(Entries from a dataset of interfaces)
+ + + + + + +

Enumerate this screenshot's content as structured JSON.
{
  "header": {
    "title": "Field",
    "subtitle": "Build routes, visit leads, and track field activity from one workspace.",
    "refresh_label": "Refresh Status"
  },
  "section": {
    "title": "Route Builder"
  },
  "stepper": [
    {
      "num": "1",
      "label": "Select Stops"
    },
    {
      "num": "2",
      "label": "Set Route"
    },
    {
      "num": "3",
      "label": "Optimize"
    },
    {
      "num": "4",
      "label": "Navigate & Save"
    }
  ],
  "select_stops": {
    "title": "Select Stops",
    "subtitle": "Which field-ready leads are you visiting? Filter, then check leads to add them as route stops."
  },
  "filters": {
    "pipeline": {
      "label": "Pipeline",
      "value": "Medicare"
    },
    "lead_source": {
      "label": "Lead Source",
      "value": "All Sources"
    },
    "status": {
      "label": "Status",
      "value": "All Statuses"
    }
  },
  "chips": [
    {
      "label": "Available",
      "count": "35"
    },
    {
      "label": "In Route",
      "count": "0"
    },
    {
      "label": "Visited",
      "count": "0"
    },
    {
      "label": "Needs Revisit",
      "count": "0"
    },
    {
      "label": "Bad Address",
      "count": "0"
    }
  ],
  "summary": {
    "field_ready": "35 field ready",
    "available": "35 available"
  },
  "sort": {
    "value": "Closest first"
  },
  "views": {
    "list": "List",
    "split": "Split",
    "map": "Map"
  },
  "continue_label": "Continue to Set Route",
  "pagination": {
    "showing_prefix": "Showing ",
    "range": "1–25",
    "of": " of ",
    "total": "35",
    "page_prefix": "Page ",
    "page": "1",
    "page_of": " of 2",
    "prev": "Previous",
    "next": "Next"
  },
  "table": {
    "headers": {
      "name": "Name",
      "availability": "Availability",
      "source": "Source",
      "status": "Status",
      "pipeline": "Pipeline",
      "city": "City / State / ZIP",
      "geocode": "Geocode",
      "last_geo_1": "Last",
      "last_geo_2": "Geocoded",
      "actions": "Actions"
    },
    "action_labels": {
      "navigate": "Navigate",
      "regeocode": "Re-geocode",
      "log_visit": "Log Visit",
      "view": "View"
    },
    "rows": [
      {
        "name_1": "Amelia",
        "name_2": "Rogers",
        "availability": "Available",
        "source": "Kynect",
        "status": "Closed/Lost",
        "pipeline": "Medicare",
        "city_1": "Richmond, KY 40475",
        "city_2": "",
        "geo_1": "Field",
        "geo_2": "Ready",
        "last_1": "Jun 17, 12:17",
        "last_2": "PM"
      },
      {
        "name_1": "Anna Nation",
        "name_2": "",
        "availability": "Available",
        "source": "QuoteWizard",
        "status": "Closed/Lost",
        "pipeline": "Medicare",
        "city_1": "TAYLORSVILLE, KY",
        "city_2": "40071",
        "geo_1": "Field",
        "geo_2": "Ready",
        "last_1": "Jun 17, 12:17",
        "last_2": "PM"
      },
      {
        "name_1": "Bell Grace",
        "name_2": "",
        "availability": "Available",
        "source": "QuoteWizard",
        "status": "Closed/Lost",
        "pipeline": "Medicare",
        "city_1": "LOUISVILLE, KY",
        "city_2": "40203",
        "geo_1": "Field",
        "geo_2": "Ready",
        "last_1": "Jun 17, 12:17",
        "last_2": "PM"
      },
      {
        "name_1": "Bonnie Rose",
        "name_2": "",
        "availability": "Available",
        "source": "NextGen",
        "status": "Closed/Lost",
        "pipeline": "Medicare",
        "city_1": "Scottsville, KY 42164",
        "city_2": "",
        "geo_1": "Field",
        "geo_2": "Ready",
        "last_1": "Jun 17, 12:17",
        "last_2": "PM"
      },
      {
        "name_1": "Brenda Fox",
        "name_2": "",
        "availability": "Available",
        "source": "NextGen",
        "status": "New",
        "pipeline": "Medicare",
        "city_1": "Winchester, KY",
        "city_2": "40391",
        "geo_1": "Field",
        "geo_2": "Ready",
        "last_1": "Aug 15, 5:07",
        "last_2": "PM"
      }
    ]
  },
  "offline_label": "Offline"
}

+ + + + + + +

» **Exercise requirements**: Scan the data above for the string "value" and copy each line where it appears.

» **Answer**:
      "value": "Medicare"
      "value": "All Sources"
      "value": "All Statuses"
    "value": "Closest first"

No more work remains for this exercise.